"The Jidai Matsuri (""Festival of the Ages"") is one of the three major Kyoto festivals, known for its gorgeous processions which recreate the 1100 years during which Kyoto used to be the capital of Japan. Thanks to their extensive historical research, the festival uses a total of 12,000 items, including costumes and equipment created following the tradition and craftsmanship of Kyoto. 8 periods going from 794 to 1870 are divided in 20 processions in which a total of 2,000 people participate. The processions start at 12:00 pm and it takes about 2 hours for all of them to pass. It is a good idea to eat before going to the festival or to bring a light snack with you. The way in which everything changes with each period could be said to be a concentrated representation of Japanese history, and the festival bustles with large numbers of tourists both from Japan and from overseas. About 70 horses and cows, the transportation methods of the time, pass by as well. Visitors are allowed to take pictures, but make sure not to use flash, since it is forbidden in order to not disturb the animals."
4. Jidai Matsuri (October)
The temples and shrines of Kyoto are bustling with visitors during daytime, but they offer a very different atmosphere when they are lit up at night. Some of the temples, like Kiyomizudera, use different entrances during the day and night, so be sure to check in advance. We recommend visiting the main hall during the day, and then enjoying the lit up garden at night. A visit to a lit up temple or shrine at night will surely leave a deep impression in your heart. In spring, the cherry blossoms look breathtakingly beautiful at night, and in the fall you will be able to appreciate the beauty of the foliage. The special visiting periods are established in advance, so it is a good idea to check their homepages before you visit. Enjoy the beauty of temples and shrines as they change throughout the seasons.
Kyoto is an amazing town even if you are just sightseeing. These events are held only for a limited period of time, so if you happen to be around when they are being held, be sure to go out to see them.

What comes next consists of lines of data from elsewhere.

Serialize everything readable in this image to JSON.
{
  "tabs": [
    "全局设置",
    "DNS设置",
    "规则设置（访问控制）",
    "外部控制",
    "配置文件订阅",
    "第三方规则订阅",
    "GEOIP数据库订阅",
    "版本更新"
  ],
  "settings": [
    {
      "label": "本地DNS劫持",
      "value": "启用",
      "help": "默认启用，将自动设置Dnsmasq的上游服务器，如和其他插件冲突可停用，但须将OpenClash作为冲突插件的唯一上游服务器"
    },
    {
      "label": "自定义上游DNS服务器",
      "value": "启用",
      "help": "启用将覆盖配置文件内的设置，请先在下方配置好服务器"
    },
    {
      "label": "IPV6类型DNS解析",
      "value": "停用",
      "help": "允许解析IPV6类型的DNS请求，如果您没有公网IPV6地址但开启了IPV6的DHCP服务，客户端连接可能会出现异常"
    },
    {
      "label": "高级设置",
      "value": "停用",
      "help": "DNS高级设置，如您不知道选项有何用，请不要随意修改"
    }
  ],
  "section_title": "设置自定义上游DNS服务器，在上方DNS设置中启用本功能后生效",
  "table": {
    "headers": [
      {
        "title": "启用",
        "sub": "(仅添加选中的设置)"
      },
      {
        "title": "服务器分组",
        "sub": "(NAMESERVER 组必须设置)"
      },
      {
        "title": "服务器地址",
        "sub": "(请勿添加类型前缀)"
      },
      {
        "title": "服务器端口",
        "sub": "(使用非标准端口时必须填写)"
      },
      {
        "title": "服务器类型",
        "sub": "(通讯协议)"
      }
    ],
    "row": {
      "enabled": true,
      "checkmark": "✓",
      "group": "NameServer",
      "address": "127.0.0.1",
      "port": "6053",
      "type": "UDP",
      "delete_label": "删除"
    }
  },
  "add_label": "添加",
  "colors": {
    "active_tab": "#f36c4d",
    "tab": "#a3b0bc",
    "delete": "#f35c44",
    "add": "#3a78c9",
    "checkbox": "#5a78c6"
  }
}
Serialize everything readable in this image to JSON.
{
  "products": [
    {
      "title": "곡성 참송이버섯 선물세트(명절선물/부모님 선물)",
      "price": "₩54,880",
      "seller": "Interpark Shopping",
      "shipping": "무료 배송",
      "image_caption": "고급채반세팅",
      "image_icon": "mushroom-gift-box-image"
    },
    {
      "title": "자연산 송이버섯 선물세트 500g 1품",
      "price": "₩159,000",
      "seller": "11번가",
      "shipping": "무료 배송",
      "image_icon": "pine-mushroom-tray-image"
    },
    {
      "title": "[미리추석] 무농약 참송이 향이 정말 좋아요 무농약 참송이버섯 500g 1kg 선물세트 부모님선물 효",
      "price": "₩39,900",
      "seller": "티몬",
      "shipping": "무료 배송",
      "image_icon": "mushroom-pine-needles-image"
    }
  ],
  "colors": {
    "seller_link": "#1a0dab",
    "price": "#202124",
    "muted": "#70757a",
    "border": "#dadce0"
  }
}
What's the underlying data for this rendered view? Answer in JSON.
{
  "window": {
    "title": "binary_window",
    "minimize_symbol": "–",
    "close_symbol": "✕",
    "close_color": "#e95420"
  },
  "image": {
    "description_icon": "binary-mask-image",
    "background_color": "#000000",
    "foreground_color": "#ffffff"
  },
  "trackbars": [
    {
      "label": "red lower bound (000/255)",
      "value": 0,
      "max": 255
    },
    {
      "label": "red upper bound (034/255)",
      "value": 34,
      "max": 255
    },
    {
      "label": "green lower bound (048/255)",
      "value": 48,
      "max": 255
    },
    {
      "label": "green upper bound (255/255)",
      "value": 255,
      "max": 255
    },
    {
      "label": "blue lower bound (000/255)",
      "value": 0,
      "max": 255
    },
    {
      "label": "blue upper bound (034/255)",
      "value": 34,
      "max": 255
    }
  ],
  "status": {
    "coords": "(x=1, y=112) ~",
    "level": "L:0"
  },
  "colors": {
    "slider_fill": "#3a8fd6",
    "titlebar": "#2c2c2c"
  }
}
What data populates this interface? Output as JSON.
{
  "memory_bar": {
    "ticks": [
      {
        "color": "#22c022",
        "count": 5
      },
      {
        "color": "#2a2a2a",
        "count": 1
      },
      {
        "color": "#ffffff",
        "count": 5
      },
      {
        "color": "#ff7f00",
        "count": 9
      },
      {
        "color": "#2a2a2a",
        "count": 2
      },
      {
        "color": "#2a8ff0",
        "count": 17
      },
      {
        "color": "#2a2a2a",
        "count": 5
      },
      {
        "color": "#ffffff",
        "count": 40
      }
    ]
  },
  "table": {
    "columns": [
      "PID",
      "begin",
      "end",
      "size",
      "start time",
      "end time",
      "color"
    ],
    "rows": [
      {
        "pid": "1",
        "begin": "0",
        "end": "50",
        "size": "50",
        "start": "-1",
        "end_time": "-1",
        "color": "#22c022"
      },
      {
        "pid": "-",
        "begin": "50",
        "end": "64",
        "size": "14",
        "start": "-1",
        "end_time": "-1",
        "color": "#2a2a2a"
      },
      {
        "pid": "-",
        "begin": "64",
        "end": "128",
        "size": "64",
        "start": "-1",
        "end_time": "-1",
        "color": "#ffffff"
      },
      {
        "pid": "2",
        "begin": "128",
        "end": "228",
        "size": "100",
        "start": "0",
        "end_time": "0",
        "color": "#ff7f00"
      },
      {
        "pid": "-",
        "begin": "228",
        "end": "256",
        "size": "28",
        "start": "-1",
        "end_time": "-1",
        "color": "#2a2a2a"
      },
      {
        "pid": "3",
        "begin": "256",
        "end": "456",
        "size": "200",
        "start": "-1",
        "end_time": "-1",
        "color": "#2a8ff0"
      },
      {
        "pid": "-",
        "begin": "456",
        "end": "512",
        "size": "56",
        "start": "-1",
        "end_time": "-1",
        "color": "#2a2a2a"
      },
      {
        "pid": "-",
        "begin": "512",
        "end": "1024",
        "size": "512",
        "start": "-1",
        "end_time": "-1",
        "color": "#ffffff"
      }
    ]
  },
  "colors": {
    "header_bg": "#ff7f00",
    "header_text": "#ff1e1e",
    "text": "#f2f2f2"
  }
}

This will surely turn your trip into a deeper experience where you will become able to feel the charm of Kyoto as the old capital of Japan.
*Please note that the information in this article is from the time of writing or publication and may differ from the latest information.